* What you should do *
Among the lines below, which ones contain the word "like"? Copy every such line.

==========

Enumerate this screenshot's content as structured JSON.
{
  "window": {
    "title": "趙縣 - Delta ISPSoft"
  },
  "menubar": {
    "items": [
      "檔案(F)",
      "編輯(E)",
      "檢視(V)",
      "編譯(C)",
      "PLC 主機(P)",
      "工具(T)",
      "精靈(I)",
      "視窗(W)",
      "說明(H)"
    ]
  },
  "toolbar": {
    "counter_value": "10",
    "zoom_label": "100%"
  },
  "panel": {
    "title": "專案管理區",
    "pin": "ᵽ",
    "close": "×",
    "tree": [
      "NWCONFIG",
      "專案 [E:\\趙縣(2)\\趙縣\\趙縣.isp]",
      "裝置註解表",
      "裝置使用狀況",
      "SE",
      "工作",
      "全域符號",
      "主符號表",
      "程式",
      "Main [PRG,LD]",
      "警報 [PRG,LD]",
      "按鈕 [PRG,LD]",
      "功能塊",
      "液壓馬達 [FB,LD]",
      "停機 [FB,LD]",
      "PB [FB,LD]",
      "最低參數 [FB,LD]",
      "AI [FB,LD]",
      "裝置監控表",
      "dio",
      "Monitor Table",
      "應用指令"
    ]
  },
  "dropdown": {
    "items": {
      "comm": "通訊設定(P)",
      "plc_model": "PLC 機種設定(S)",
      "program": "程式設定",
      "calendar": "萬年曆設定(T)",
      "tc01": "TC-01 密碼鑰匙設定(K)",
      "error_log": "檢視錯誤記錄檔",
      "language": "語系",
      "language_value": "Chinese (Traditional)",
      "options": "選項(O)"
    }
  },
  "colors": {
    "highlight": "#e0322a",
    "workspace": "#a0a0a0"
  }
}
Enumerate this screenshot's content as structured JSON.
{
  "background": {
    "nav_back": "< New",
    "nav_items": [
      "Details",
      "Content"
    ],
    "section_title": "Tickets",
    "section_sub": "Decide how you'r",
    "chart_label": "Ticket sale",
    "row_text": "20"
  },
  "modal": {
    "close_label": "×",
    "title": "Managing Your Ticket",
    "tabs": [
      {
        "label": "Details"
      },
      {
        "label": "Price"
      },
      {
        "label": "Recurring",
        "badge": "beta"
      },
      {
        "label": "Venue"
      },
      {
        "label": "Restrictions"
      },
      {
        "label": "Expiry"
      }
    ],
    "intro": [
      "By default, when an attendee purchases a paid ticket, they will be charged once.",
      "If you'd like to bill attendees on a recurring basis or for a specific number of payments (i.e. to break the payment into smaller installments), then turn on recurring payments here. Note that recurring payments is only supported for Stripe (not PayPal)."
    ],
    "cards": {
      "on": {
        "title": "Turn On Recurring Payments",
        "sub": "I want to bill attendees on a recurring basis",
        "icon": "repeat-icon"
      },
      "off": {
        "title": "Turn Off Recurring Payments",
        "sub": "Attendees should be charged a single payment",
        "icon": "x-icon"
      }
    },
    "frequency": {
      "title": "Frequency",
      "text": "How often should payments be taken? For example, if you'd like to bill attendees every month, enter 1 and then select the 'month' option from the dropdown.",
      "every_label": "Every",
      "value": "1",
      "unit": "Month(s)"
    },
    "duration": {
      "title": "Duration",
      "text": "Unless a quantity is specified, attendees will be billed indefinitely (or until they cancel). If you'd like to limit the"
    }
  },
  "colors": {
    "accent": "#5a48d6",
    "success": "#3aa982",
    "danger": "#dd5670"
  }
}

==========

* Response to the exercise *
      "If you'd like to bill attendees on a recurring basis or for a specific number of payments (i.e. to break the payment into smaller installments), then turn on recurring payments here. Note that recurring payments is only supported for Stripe (not PayPal)."
      "text": "How often should payments be taken? For example, if you'd like to bill attendees every month, enter 1 and then select the 'month' option from the dropdown.",
      "text": "Unless a quantity is specified, attendees will be billed indefinitely (or until they cancel). If you'd like to limit the"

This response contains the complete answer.